■ TRY IT
Down to the last line, reproduce the records exactly.

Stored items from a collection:

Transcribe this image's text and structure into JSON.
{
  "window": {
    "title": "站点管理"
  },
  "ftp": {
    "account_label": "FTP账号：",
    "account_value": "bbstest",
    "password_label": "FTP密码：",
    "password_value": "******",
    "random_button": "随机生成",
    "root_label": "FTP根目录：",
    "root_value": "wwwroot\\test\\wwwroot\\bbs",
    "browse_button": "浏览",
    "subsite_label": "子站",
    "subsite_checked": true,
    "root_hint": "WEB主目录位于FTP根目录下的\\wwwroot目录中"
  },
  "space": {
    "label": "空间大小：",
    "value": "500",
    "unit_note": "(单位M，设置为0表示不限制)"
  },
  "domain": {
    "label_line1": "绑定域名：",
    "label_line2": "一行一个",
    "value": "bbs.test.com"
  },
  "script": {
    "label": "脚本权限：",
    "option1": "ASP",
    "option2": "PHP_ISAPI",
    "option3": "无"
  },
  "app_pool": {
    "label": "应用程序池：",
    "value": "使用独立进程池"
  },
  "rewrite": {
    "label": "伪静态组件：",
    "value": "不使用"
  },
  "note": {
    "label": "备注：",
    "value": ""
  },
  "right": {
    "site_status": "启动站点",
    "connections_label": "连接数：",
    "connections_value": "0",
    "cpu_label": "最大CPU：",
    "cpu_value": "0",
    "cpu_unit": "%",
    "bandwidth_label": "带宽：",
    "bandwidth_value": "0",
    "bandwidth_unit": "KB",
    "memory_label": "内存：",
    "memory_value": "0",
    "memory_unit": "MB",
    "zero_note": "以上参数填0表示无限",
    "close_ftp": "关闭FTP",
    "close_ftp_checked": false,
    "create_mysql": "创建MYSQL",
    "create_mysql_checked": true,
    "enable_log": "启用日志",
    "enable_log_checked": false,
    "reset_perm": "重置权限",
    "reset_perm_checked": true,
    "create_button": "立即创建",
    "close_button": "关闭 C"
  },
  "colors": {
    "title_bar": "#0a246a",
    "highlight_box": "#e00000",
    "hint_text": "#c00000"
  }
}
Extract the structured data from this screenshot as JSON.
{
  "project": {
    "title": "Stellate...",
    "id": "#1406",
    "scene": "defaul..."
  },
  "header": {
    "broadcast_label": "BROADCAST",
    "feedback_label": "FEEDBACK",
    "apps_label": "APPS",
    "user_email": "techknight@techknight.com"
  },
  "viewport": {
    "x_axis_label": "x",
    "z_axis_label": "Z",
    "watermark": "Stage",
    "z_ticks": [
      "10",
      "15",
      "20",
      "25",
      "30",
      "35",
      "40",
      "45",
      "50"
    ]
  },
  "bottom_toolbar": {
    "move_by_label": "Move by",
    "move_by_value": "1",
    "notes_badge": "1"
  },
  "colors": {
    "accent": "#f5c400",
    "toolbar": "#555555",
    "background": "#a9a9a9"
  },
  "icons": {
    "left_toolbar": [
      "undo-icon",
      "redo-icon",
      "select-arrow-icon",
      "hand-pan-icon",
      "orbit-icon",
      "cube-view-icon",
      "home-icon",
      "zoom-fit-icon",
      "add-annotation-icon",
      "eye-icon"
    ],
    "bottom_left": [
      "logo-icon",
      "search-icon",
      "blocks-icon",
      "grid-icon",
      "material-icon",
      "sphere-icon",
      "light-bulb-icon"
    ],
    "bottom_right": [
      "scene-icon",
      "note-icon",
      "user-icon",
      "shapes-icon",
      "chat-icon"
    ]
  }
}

■ RESPONSE
Transcribe this image's text and structure into JSON.
{
  "window": {
    "title": "站点管理"
  },
  "ftp": {
    "account_label": "FTP账号：",
    "account_value": "bbstest",
    "password_label": "FTP密码：",
    "password_value": "******",
    "random_button": "随机生成",
    "root_label": "FTP根目录：",
    "root_value": "wwwroot\\test\\wwwroot\\bbs",
    "browse_button": "浏览",
    "subsite_label": "子站",
    "subsite_checked": true,
    "root_hint": "WEB主目录位于FTP根目录下的\\wwwroot目录中"
  },
  "space": {
    "label": "空间大小：",
    "value": "500",
    "unit_note": "(单位M，设置为0表示不限制)"
  },
  "domain": {
    "label_line1": "绑定域名：",
    "label_line2": "一行一个",
    "value": "bbs.test.com"
  },
  "script": {
    "label": "脚本权限：",
    "option1": "ASP",
    "option2": "PHP_ISAPI",
    "option3": "无"
  },
  "app_pool": {
    "label": "应用程序池：",
    "value": "使用独立进程池"
  },
  "rewrite": {
    "label": "伪静态组件：",
    "value": "不使用"
  },
  "note": {
    "label": "备注：",
    "value": ""
  },
  "right": {
    "site_status": "启动站点",
    "connections_label": "连接数：",
    "connections_value": "0",
    "cpu_label": "最大CPU：",
    "cpu_value": "0",
    "cpu_unit": "%",
    "bandwidth_label": "带宽：",
    "bandwidth_value": "0",
    "bandwidth_unit": "KB",
    "memory_label": "内存：",
    "memory_value": "0",
    "memory_unit": "MB",
    "zero_note": "以上参数填0表示无限",
    "close_ftp": "关闭FTP",
    "close_ftp_checked": false,
    "create_mysql": "创建MYSQL",
    "create_mysql_checked": true,
    "enable_log": "启用日志",
    "enable_log_checked": false,
    "reset_perm": "重置权限",
    "reset_perm_checked": true,
    "create_button": "立即创建",
    "close_button": "关闭 C"
  },
  "colors": {
    "title_bar": "#0a246a",
    "highlight_box": "#e00000",
    "hint_text": "#c00000"
  }
}
Extract the structured data from this screenshot as JSON.
{
  "project": {
    "title": "Stellate...",
    "id": "#1406",
    "scene": "defaul..."
  },
  "header": {
    "broadcast_label": "BROADCAST",
    "feedback_label": "FEEDBACK",
    "apps_label": "APPS",
    "user_email": "techknight@techknight.com"
  },
  "viewport": {
    "x_axis_label": "x",
    "z_axis_label": "Z",
    "watermark": "Stage",
    "z_ticks": [
      "10",
      "15",
      "20",
      "25",
      "30",
      "35",
      "40",
      "45",
      "50"
    ]
  },
  "bottom_toolbar": {
    "move_by_label": "Move by",
    "move_by_value": "1",
    "notes_badge": "1"
  },
  "colors": {
    "accent": "#f5c400",
    "toolbar": "#555555",
    "background": "#a9a9a9"
  },
  "icons": {
    "left_toolbar": [
      "undo-icon",
      "redo-icon",
      "select-arrow-icon",
      "hand-pan-icon",
      "orbit-icon",
      "cube-view-icon",
      "home-icon",
      "zoom-fit-icon",
      "add-annotation-icon",
      "eye-icon"
    ],
    "bottom_left": [
      "logo-icon",
      "search-icon",
      "blocks-icon",
      "grid-icon",
      "material-icon",
      "sphere-icon",
      "light-bulb-icon"
    ],
    "bottom_right": [
      "scene-icon",
      "note-icon",
      "user-icon",
      "shapes-icon",
      "chat-icon"
    ]
  }
}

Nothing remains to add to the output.